Your task = Without including any images, repeat the data exactly.

━━ Input

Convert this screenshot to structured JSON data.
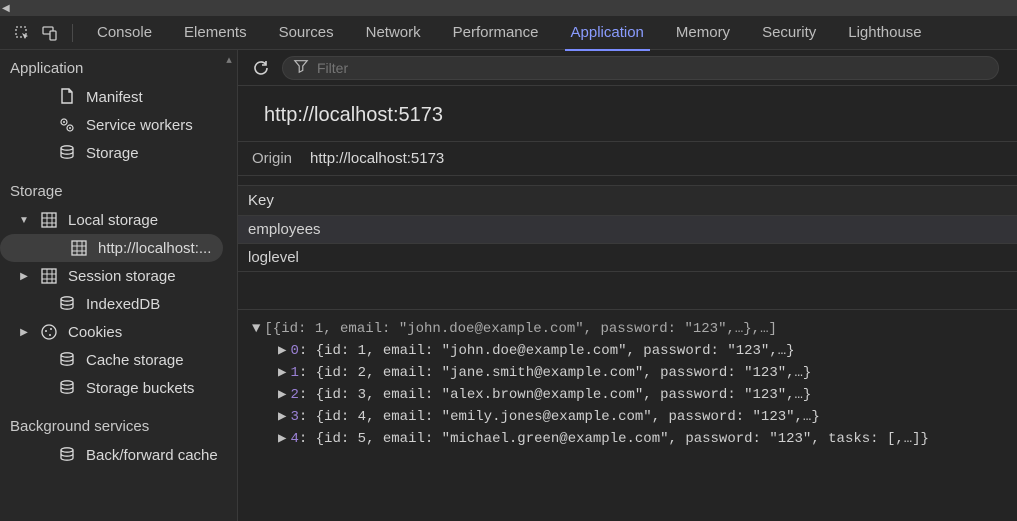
{
  "tabs": {
    "items": [
      "Console",
      "Elements",
      "Sources",
      "Network",
      "Performance",
      "Application",
      "Memory",
      "Security",
      "Lighthouse"
    ],
    "activeIndex": 5
  },
  "sidebar": {
    "groups": [
      {
        "title": "Application",
        "items": [
          {
            "icon": "file",
            "label": "Manifest"
          },
          {
            "icon": "gears",
            "label": "Service workers"
          },
          {
            "icon": "db",
            "label": "Storage"
          }
        ]
      },
      {
        "title": "Storage",
        "items": [
          {
            "arrow": "down",
            "icon": "grid",
            "label": "Local storage",
            "children": [
              {
                "icon": "grid",
                "label": "http://localhost:...",
                "selected": true
              }
            ]
          },
          {
            "arrow": "right",
            "icon": "grid",
            "label": "Session storage"
          },
          {
            "icon": "db",
            "label": "IndexedDB"
          },
          {
            "arrow": "right",
            "icon": "cookie",
            "label": "Cookies"
          },
          {
            "icon": "db",
            "label": "Cache storage"
          },
          {
            "icon": "db",
            "label": "Storage buckets"
          }
        ]
      },
      {
        "title": "Background services",
        "items": [
          {
            "icon": "db",
            "label": "Back/forward cache"
          }
        ]
      }
    ]
  },
  "toolbar": {
    "filter_placeholder": "Filter"
  },
  "origin": {
    "title": "http://localhost:5173",
    "label": "Origin",
    "value": "http://localhost:5173"
  },
  "kv": {
    "header": "Key",
    "rows": [
      {
        "key": "employees",
        "selected": true
      },
      {
        "key": "loglevel"
      }
    ]
  },
  "detail": {
    "top": "[{id: 1, email: \"john.doe@example.com\", password: \"123\",…},…]",
    "rows": [
      {
        "idx": "0",
        "text": "{id: 1, email: \"john.doe@example.com\", password: \"123\",…}"
      },
      {
        "idx": "1",
        "text": "{id: 2, email: \"jane.smith@example.com\", password: \"123\",…}"
      },
      {
        "idx": "2",
        "text": "{id: 3, email: \"alex.brown@example.com\", password: \"123\",…}"
      },
      {
        "idx": "3",
        "text": "{id: 4, email: \"emily.jones@example.com\", password: \"123\",…}"
      },
      {
        "idx": "4",
        "text": "{id: 5, email: \"michael.green@example.com\", password: \"123\", tasks: [,…]}"
      }
    ]
  }
}
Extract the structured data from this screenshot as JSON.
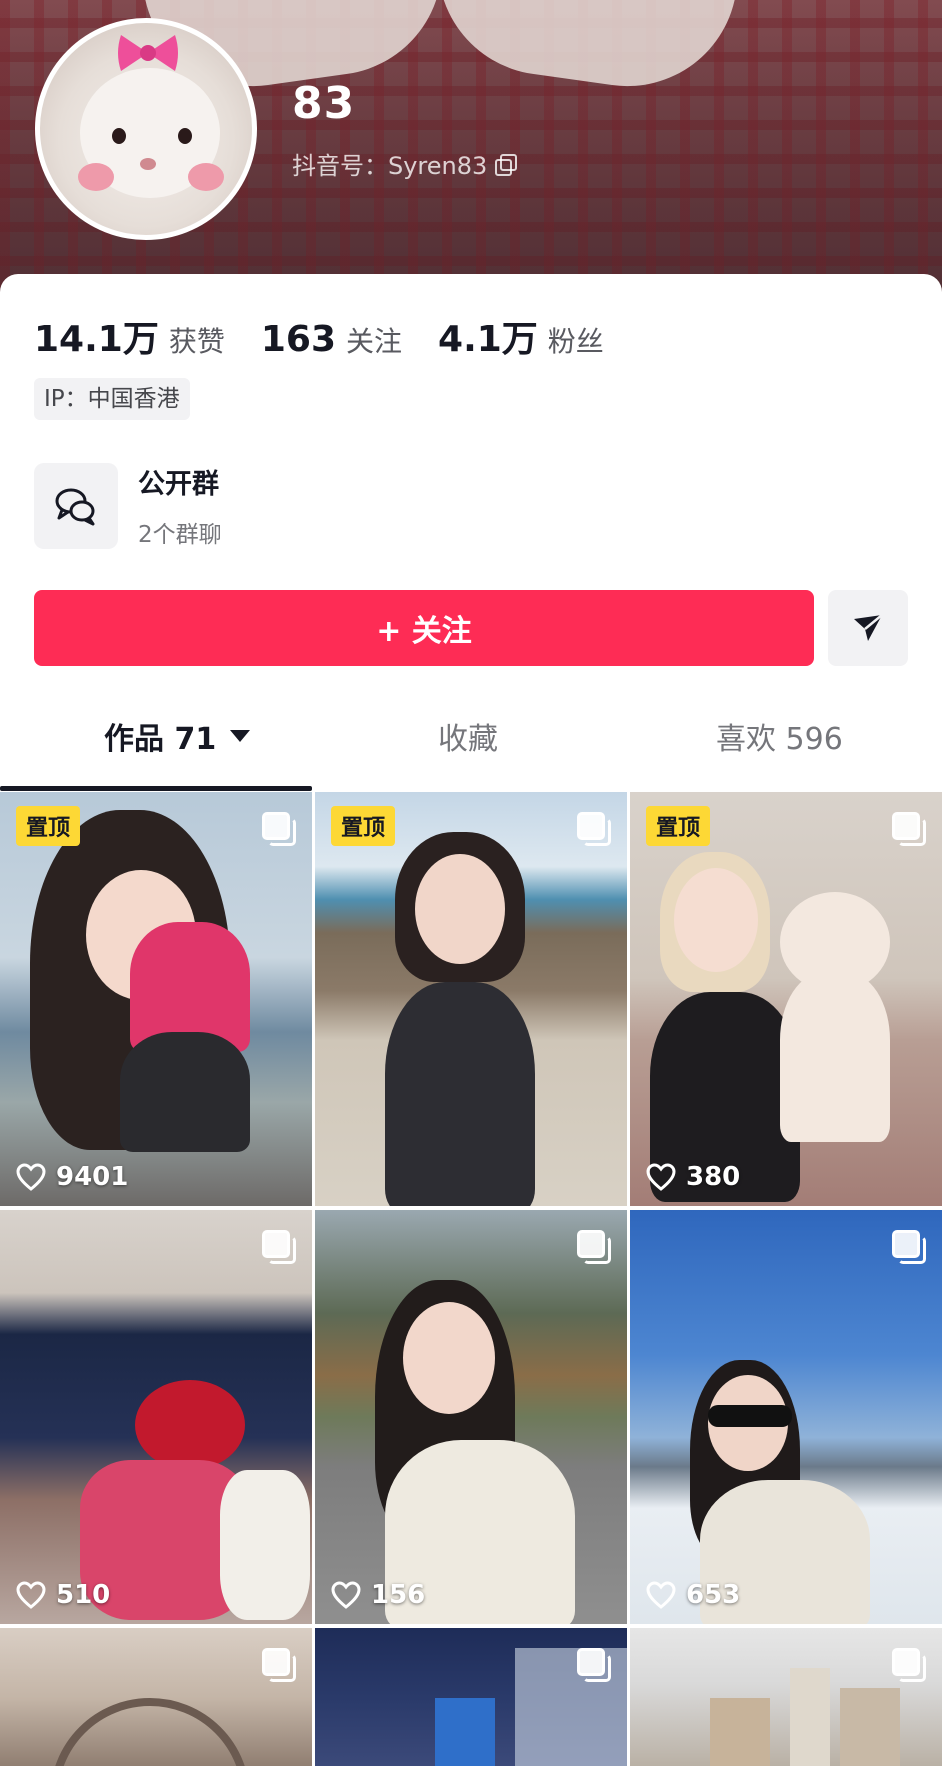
{
  "profile": {
    "name": "83",
    "douyin_id": "抖音号：Syren83",
    "avatar_icon": "hamster-avatar"
  },
  "stats": [
    {
      "num": "14.1万",
      "label": "获赞"
    },
    {
      "num": "163",
      "label": "关注"
    },
    {
      "num": "4.1万",
      "label": "粉丝"
    }
  ],
  "ip": "IP：中国香港",
  "group": {
    "title": "公开群",
    "subtitle": "2个群聊",
    "icon": "chat-bubbles-icon"
  },
  "actions": {
    "follow_label": "+ 关注",
    "share_icon": "send-icon"
  },
  "tabs": [
    {
      "label": "作品 71",
      "active": true
    },
    {
      "label": "收藏",
      "active": false
    },
    {
      "label": "喜欢 596",
      "active": false
    }
  ],
  "pin_label": "置顶",
  "videos": [
    {
      "pinned": true,
      "likes": "9401"
    },
    {
      "pinned": true,
      "likes": ""
    },
    {
      "pinned": true,
      "likes": "380"
    },
    {
      "pinned": false,
      "likes": "510"
    },
    {
      "pinned": false,
      "likes": "156"
    },
    {
      "pinned": false,
      "likes": "653"
    },
    {
      "pinned": false,
      "likes": ""
    },
    {
      "pinned": false,
      "likes": ""
    },
    {
      "pinned": false,
      "likes": ""
    }
  ],
  "colors": {
    "accent": "#fe2c55",
    "pin_badge": "#fdd835",
    "text_primary": "#161823"
  }
}
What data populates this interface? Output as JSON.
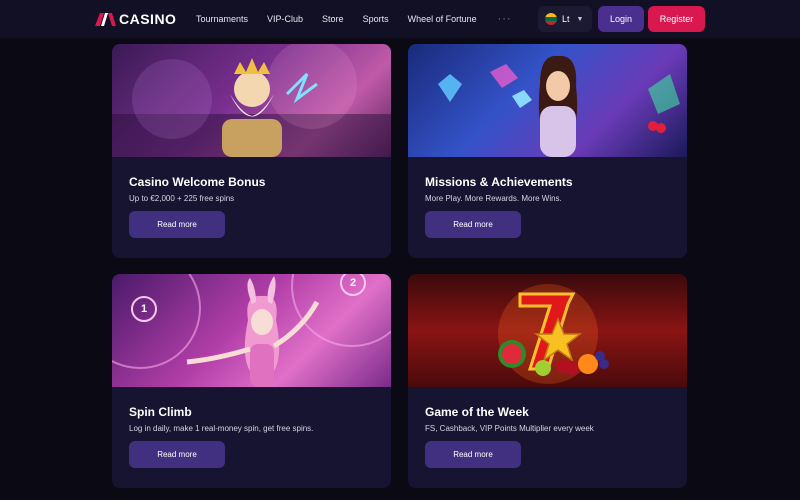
{
  "header": {
    "logo_text": "CASINO",
    "nav": [
      "Tournaments",
      "VIP-Club",
      "Store",
      "Sports",
      "Wheel of Fortune"
    ],
    "more_icon": "···",
    "language": "Lt",
    "login_label": "Login",
    "register_label": "Register"
  },
  "colors": {
    "brand_red": "#d8184f",
    "accent_purple": "#4a2f8f",
    "card_bg": "#161430",
    "page_bg": "#0b0a14"
  },
  "cards": [
    {
      "title": "Casino Welcome Bonus",
      "subtitle": "Up to €2,000 + 225 free spins",
      "button": "Read more",
      "image_icon": "zeus-illustration-icon"
    },
    {
      "title": "Missions & Achievements",
      "subtitle": "More Play. More Rewards. More Wins.",
      "button": "Read more",
      "image_icon": "woman-with-diamond-illustration-icon"
    },
    {
      "title": "Spin Climb",
      "subtitle": "Log in daily, make 1 real-money spin, get free spins.",
      "button": "Read more",
      "image_icon": "bunny-girl-illustration-icon"
    },
    {
      "title": "Game of the Week",
      "subtitle": "FS, Cashback, VIP Points Multiplier every week",
      "button": "Read more",
      "image_icon": "lucky-seven-fruits-illustration-icon"
    }
  ],
  "spin_climb_badges": [
    "1",
    "2"
  ]
}
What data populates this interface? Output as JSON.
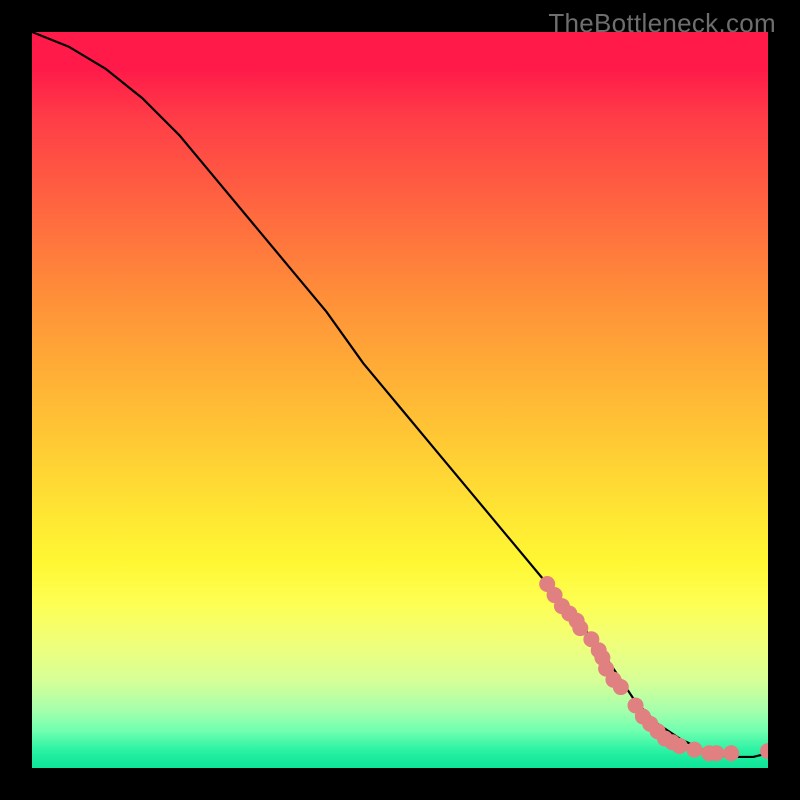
{
  "watermark": "TheBottleneck.com",
  "chart_data": {
    "type": "line",
    "title": "",
    "xlabel": "",
    "ylabel": "",
    "xlim": [
      0,
      100
    ],
    "ylim": [
      0,
      100
    ],
    "curve": {
      "x": [
        0,
        5,
        10,
        15,
        20,
        25,
        30,
        35,
        40,
        45,
        50,
        55,
        60,
        65,
        70,
        75,
        78,
        80,
        82,
        85,
        88,
        90,
        92,
        95,
        98,
        100
      ],
      "y": [
        100,
        98,
        95,
        91,
        86,
        80,
        74,
        68,
        62,
        55,
        49,
        43,
        37,
        31,
        25,
        19,
        15,
        12,
        9,
        6,
        4,
        3,
        2,
        1.5,
        1.5,
        2
      ]
    },
    "markers": {
      "x": [
        70,
        71,
        72,
        73,
        74,
        74.5,
        76,
        77,
        77.5,
        78,
        79,
        80,
        82,
        83,
        84,
        85,
        86,
        87,
        88,
        90,
        92,
        93,
        95,
        100
      ],
      "y": [
        25,
        23.5,
        22,
        21,
        20,
        19,
        17.5,
        16,
        15,
        13.5,
        12,
        11,
        8.5,
        7,
        6,
        5,
        4,
        3.5,
        3,
        2.5,
        2,
        2,
        2,
        2.3
      ]
    },
    "colors": {
      "curve": "#000000",
      "marker_fill": "#e08080",
      "marker_stroke": "#e08080"
    }
  }
}
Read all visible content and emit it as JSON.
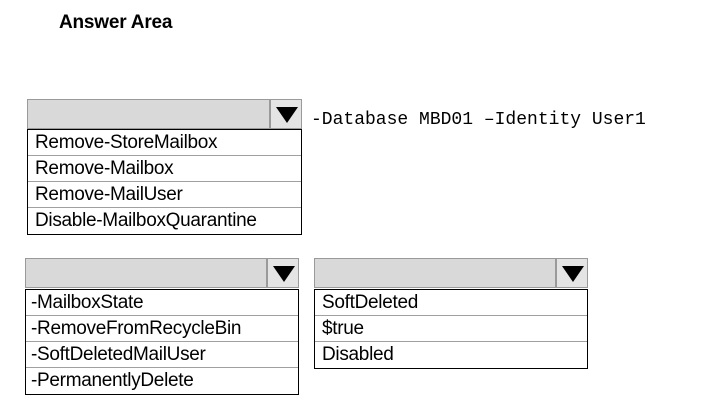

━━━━

Problem solution =
Convert this screenshot to structured JSON data.
{
  "tabs": {
    "items": [
      "Console",
      "Elements",
      "Sources",
      "Network",
      "Performance",
      "Application",
      "Memory",
      "Security",
      "Lighthouse"
    ],
    "activeIndex": 5
  },
  "sidebar": {
    "groups": [
      {
        "title": "Application",
        "items": [
          {
            "icon": "file",
            "label": "Manifest"
          },
          {
            "icon": "gears",
            "label": "Service workers"
          },
          {
            "icon": "db",
            "label": "Storage"
          }
        ]
      },
      {
        "title": "Storage",
        "items": [
          {
            "arrow": "down",
            "icon": "grid",
            "label": "Local storage",
            "children": [
              {
                "icon": "grid",
                "label": "http://localhost:...",
                "selected": true
              }
            ]
          },
          {
            "arrow": "right",
            "icon": "grid",
            "label": "Session storage"
          },
          {
            "icon": "db",
            "label": "IndexedDB"
          },
          {
            "arrow": "right",
            "icon": "cookie",
            "label": "Cookies"
          },
          {
            "icon": "db",
            "label": "Cache storage"
          },
          {
            "icon": "db",
            "label": "Storage buckets"
          }
        ]
      },
      {
        "title": "Background services",
        "items": [
          {
            "icon": "db",
            "label": "Back/forward cache"
          }
        ]
      }
    ]
  },
  "toolbar": {
    "filter_placeholder": "Filter"
  },
  "origin": {
    "title": "http://localhost:5173",
    "label": "Origin",
    "value": "http://localhost:5173"
  },
  "kv": {
    "header": "Key",
    "rows": [
      {
        "key": "employees",
        "selected": true
      },
      {
        "key": "loglevel"
      }
    ]
  },
  "detail": {
    "top": "[{id: 1, email: \"john.doe@example.com\", password: \"123\",…},…]",
    "rows": [
      {
        "idx": "0",
        "text": "{id: 1, email: \"john.doe@example.com\", password: \"123\",…}"
      },
      {
        "idx": "1",
        "text": "{id: 2, email: \"jane.smith@example.com\", password: \"123\",…}"
      },
      {
        "idx": "2",
        "text": "{id: 3, email: \"alex.brown@example.com\", password: \"123\",…}"
      },
      {
        "idx": "3",
        "text": "{id: 4, email: \"emily.jones@example.com\", password: \"123\",…}"
      },
      {
        "idx": "4",
        "text": "{id: 5, email: \"michael.green@example.com\", password: \"123\", tasks: [,…]}"
      }
    ]
  }
}
Extract the structured data from this screenshot as JSON.
{
  "profile": {
    "name": "83",
    "douyin_id": "抖音号：Syren83",
    "avatar_icon": "hamster-avatar"
  },
  "stats": [
    {
      "num": "14.1万",
      "label": "获赞"
    },
    {
      "num": "163",
      "label": "关注"
    },
    {
      "num": "4.1万",
      "label": "粉丝"
    }
  ],
  "ip": "IP：中国香港",
  "group": {
    "title": "公开群",
    "subtitle": "2个群聊",
    "icon": "chat-bubbles-icon"
  },
  "actions": {
    "follow_label": "+ 关注",
    "share_icon": "send-icon"
  },
  "tabs": [
    {
      "label": "作品 71",
      "active": true
    },
    {
      "label": "收藏",
      "active": false
    },
    {
      "label": "喜欢 596",
      "active": false
    }
  ],
  "pin_label": "置顶",
  "videos": [
    {
      "pinned": true,
      "likes": "9401"
    },
    {
      "pinned": true,
      "likes": ""
    },
    {
      "pinned": true,
      "likes": "380"
    },
    {
      "pinned": false,
      "likes": "510"
    },
    {
      "pinned": false,
      "likes": "156"
    },
    {
      "pinned": false,
      "likes": "653"
    },
    {
      "pinned": false,
      "likes": ""
    },
    {
      "pinned": false,
      "likes": ""
    },
    {
      "pinned": false,
      "likes": ""
    }
  ],
  "colors": {
    "accent": "#fe2c55",
    "pin_badge": "#fdd835",
    "text_primary": "#161823"
  }
}
What data populates this interface? Output as JSON.
{
  "header": {
    "logo_text": "CASINO",
    "nav": [
      "Tournaments",
      "VIP-Club",
      "Store",
      "Sports",
      "Wheel of Fortune"
    ],
    "more_icon": "···",
    "language": "Lt",
    "login_label": "Login",
    "register_label": "Register"
  },
  "colors": {
    "brand_red": "#d8184f",
    "accent_purple": "#4a2f8f",
    "card_bg": "#161430",
    "page_bg": "#0b0a14"
  },
  "cards": [
    {
      "title": "Casino Welcome Bonus",
      "subtitle": "Up to €2,000 + 225 free spins",
      "button": "Read more",
      "image_icon": "zeus-illustration-icon"
    },
    {
      "title": "Missions & Achievements",
      "subtitle": "More Play. More Rewards. More Wins.",
      "button": "Read more",
      "image_icon": "woman-with-diamond-illustration-icon"
    },
    {
      "title": "Spin Climb",
      "subtitle": "Log in daily, make 1 real-money spin, get free spins.",
      "button": "Read more",
      "image_icon": "bunny-girl-illustration-icon"
    },
    {
      "title": "Game of the Week",
      "subtitle": "FS, Cashback, VIP Points Multiplier every week",
      "button": "Read more",
      "image_icon": "lucky-seven-fruits-illustration-icon"
    }
  ],
  "spin_climb_badges": [
    "1",
    "2"
  ]
}
What data populates this interface? Output as JSON.
{
  "watermark": "TheBottleneck.com",
  "chart_data": {
    "type": "line",
    "title": "",
    "xlabel": "",
    "ylabel": "",
    "xlim": [
      0,
      100
    ],
    "ylim": [
      0,
      100
    ],
    "curve": {
      "x": [
        0,
        5,
        10,
        15,
        20,
        25,
        30,
        35,
        40,
        45,
        50,
        55,
        60,
        65,
        70,
        75,
        78,
        80,
        82,
        85,
        88,
        90,
        92,
        95,
        98,
        100
      ],
      "y": [
        100,
        98,
        95,
        91,
        86,
        80,
        74,
        68,
        62,
        55,
        49,
        43,
        37,
        31,
        25,
        19,
        15,
        12,
        9,
        6,
        4,
        3,
        2,
        1.5,
        1.5,
        2
      ]
    },
    "markers": {
      "x": [
        70,
        71,
        72,
        73,
        74,
        74.5,
        76,
        77,
        77.5,
        78,
        79,
        80,
        82,
        83,
        84,
        85,
        86,
        87,
        88,
        90,
        92,
        93,
        95,
        100
      ],
      "y": [
        25,
        23.5,
        22,
        21,
        20,
        19,
        17.5,
        16,
        15,
        13.5,
        12,
        11,
        8.5,
        7,
        6,
        5,
        4,
        3.5,
        3,
        2.5,
        2,
        2,
        2,
        2.3
      ]
    },
    "colors": {
      "curve": "#000000",
      "marker_fill": "#e08080",
      "marker_stroke": "#e08080"
    }
  }
}
Read all visible content and emit it as JSON.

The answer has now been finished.